Glowworm opened fire and the German destroyers attempted to disengage, signalling for help. The request was soon answered by Admiral Hipper which spotted Glowworm at 09:50. Hipper initially had difficulty in distinguishing Glowworm from von Arnim, but opened fire eight minutes later at a range of 8,400 metres (9,200 yd) with her 20.3-centimetre (8.0 in) main guns. Glowworm was hit by Hipper’s fourth salvo and she started making smoke. She turned into her own smoke in an attempt to break visual contact with Hipper, but the cruiser’s radar-directed guns were not affected by the smoke. When the destroyer emerged from her smoke the range was now short enough that the cruiser’s 10.5-centimetre (4.1 in) guns could fire. Glowworm’s radio room, bridge, and forward 4.7-inch gun were all destroyed, and she received additional hits in the engine room, the captain’s day cabin, and finally the mast. As this crashed down, it caused a short circuit of the wiring, causing the ship’s siren to start a banshee wail.

At 10:10, Lieutenant Commander Gerard Broadmead Roope fired five torpedoes from one mounting at a range of 800 metres (870 yd), but all missed because Captain Hellmuth Heye had kept Hipper’s bow pointed at Glowworm throughout the battle to minimize his risk from torpedoes. The destroyer fell back through her smoke screen to buy time to get her second torpedo mount working but Heye followed Glowworm through the smoke to finish her off before she could fire the rest of her torpedoes. The two ships were very close when Hipper emerged from the smoke and Roope ordered a hard turn to starboard to ram the cruiser. Hipper was slow to answer her helm and Glowworm struck the cruiser just abaft the anchor. The collision broke off Glowworm’s bow and the rest of the ship scraped along Hipper’s side, gouging open several holes in the latter’s hull and destroying her forward starboard torpedo mounting. One German sailor was knocked overboard by the collision. Hipper took on some 500 tonnes (490 long tons) of water before the leaks could be isolated, but was not seriously damaged. Glowworm was on fire when she drifted clear and her boilers exploded at 10:24, taking 109 of her crew with her.

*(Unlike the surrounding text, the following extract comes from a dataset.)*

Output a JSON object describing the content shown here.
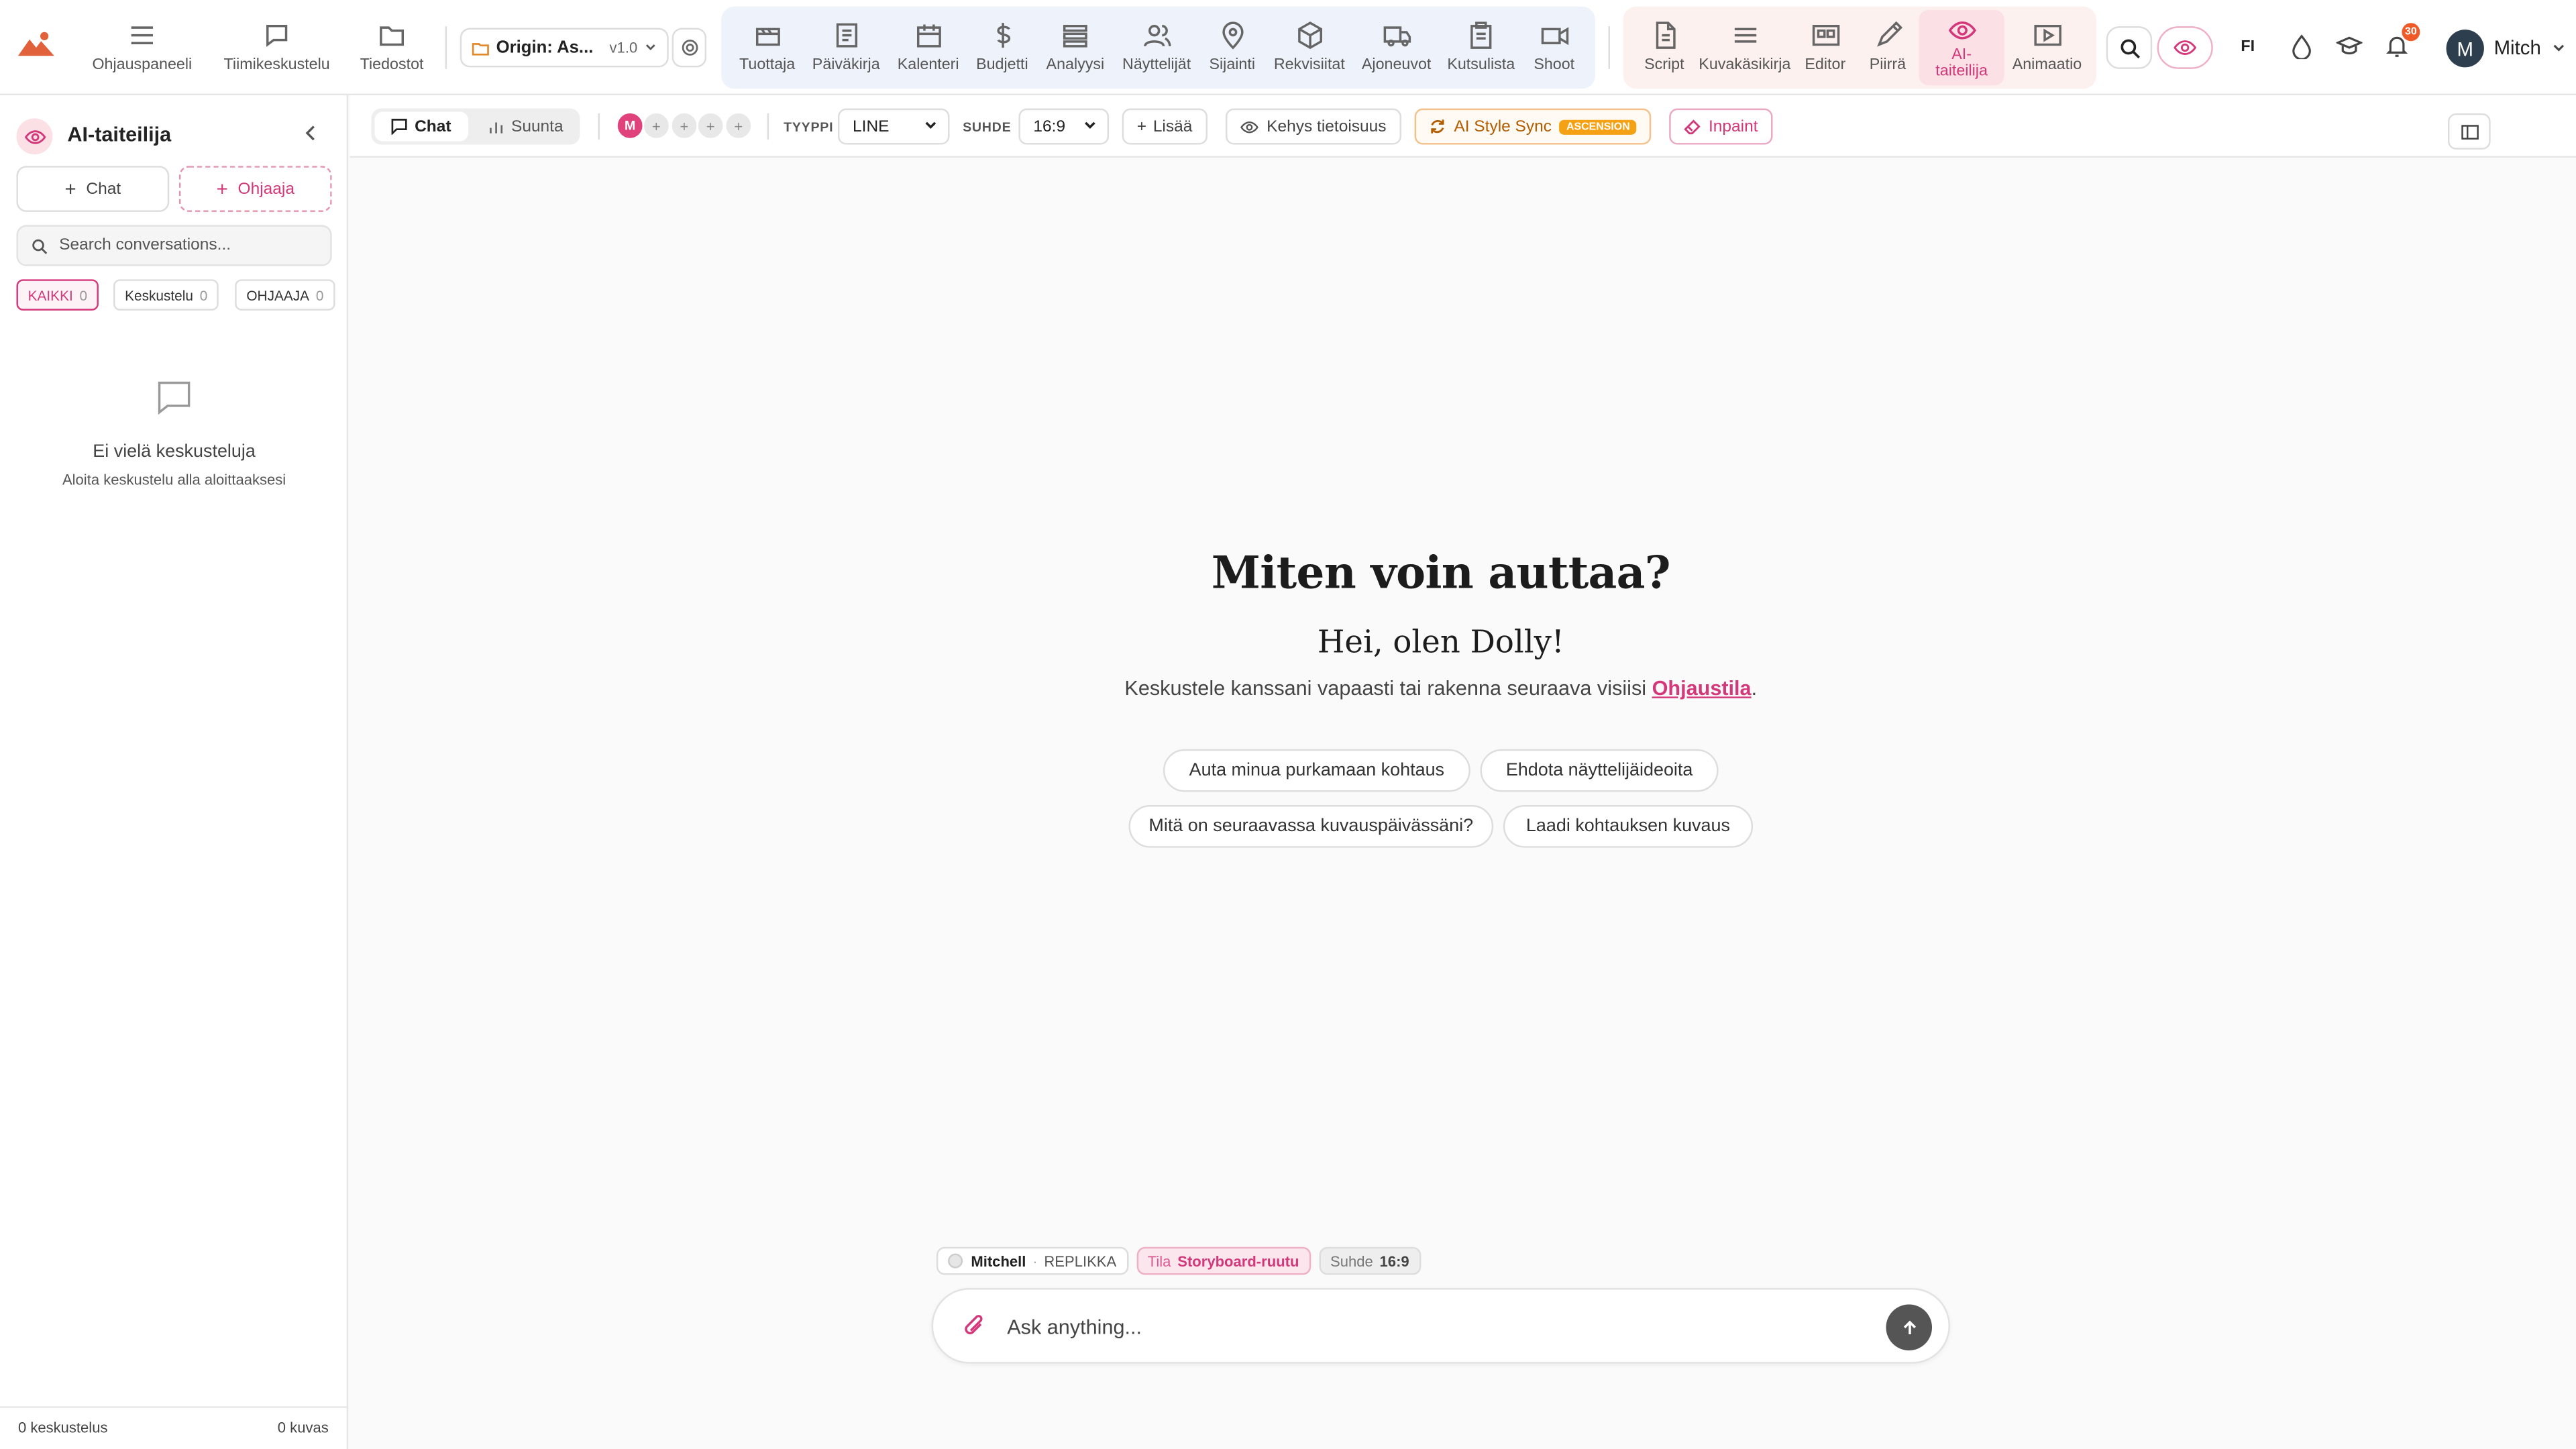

Admiral Hipper hove to in order to rescue her man overboard and Glowworm’s survivors. The German sailor was not found, but 40 British sailors were recovered, although at least six later died of their wounds. Lieutenant Ramsay, the senior surviving officer, told his rescuers that neither the helm nor the emergency rudder were manned when the ships collided so the destroyer’s turn towards Hipper was probably accidental. German accounts only mention four torpedoes fired by Glowworm, but British accounts say all ten were fired. This was confirmed by photographic evidence taken after the collision showing all of her torpedo tubes empty.

Roope, who drowned when he could no longer hang on to a rope whilst being pulled up the side of the cruiser, was posthumously awarded the Victoria Cross, thus becoming the first VC recipient of the Second World War. The award was justified, in part, by the recommendation of Heye, who wrote to the British authorities via the Red Cross, giving a statement of the valiant courage Roope had shown when engaging a much superior ship in close battle. Ramsay was also awarded the DSO. Both awards were made after the end of the war.

Lieutenant Commander Gerard Broadmead Roope VC


Able Seaman P/SSX 22575 Basil Dowson, RN HMS Glowworm is commemorated at Panel 38, Column 2, Portsmouth Naval Memorial which commemorates nearly 10,000 naval personnel of the First World War and almost 15,000 of the Second World War who were lost or buried at sea. [6]  He is also commemorated on the Cockfield War Memorial.


[1] Commonwealth War Graves Commission

[2] England & Wales Birth Index 191-2007 Vol.10a p.590 1919 Q4 Auckland

[3] 1939 England & Wales Register



[6] Commonwealth War Graves Commission